Policing Belief: The Impact of Blasphemy Laws on Human Rights examines the human rights implications of domestic blasphemy and religious insult laws using the case studies of seven countries—Algeria, Egypt, Greece, Indonesia, Malaysia, Pakistan and Poland—where such laws exist both on paper and in practice. Without exception, blasphemy laws violate the fundamentalfreedom of expression, as they are by definition intended to protect religious institutions and religious doctrine– i.e., abstract ideas and concepts – from insult or offence. At their most benign, such laws lead to self-censorship.  In Greece and Poland, two of the more democratic countries examined in the study, charges brought against high-profile artists, curators and writers serve as a warning to others that certain topics are off limits. At their worst, in countries such as Pakistan and Malaysia, such laws lead to overt governmental censorship and individuals are both prosecuted and subject to severe criminal penalties including lengthy jail sentences.

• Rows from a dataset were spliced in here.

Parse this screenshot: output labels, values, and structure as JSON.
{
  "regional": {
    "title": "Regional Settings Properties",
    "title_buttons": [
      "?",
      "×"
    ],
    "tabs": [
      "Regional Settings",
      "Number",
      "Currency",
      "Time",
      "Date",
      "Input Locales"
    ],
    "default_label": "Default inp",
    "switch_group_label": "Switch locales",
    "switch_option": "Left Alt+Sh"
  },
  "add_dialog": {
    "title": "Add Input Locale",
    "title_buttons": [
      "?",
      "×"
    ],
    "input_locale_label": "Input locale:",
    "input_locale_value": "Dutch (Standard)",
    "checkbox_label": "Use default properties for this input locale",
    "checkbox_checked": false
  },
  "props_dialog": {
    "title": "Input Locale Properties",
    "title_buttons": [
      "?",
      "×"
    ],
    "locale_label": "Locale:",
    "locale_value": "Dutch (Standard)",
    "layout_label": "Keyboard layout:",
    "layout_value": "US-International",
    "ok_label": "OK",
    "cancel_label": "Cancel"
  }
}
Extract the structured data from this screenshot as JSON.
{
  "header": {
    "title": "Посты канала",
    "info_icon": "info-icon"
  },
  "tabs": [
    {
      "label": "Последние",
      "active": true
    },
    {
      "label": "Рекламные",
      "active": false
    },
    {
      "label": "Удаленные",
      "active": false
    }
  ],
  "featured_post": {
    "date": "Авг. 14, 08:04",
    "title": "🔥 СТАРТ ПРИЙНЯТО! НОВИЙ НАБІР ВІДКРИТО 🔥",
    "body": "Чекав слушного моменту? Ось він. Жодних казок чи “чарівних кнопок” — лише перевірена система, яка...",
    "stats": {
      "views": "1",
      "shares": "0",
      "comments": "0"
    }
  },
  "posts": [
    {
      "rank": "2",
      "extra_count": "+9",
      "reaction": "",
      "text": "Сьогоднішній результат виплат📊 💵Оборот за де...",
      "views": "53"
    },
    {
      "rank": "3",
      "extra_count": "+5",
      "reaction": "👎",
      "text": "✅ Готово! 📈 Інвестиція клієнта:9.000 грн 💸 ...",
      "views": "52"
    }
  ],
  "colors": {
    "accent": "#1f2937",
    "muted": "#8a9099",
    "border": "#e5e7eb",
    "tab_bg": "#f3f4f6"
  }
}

Download the full report
(English)

الإيمان بحفظ الأمن والنظام
(Arabic)

عقیدے کی نگرانی
(Urdu)

Download individual country sections:

The report has generated a great deal of discussion in global media ahead of the United Nations vote on the resolution “On Combating Defamation of Religions,” put forward by the Organization of the Islamic Conference.
 
The Wrong Way to Combat ‘Islamaphobia,’ ” an op-ed by Freedom House Director of Advocacy Paula Schriefer, International Herald Tribune, Nov. 9, 2010.
 
When Blasphemy is a Crime,” an editorial from the Los Angeles Times, Oct. 27, 2010.
 
Video: Watch Freedom House Director of Advocacy Paula Schriefer introduce the report at the Oct. 21 launch event, held at the Church Center.
 
Videos: Watch Policing Belief writer Jo-Anne Prud’homme explain how blasphemy laws are used against religious minorities, and how people use blasphemy laws to settle petty disputes with neighbors and rivals.

Audio: Paula Schriefer on CBC Radio One’s cultural affairs show Q talks about Policing Belief and blasphemy laws with Canadian broadcaster Jian Ghomeshi.
 
Audio: The report’s editor Courtney C. Radsch discusses the report’s findings with UNI
 
Policing Belief is an initiative of the Global Freedom of Expression Campaign.

To learn more or to arrange an interview please contact Mary McGuire at press@freedomhouse.org.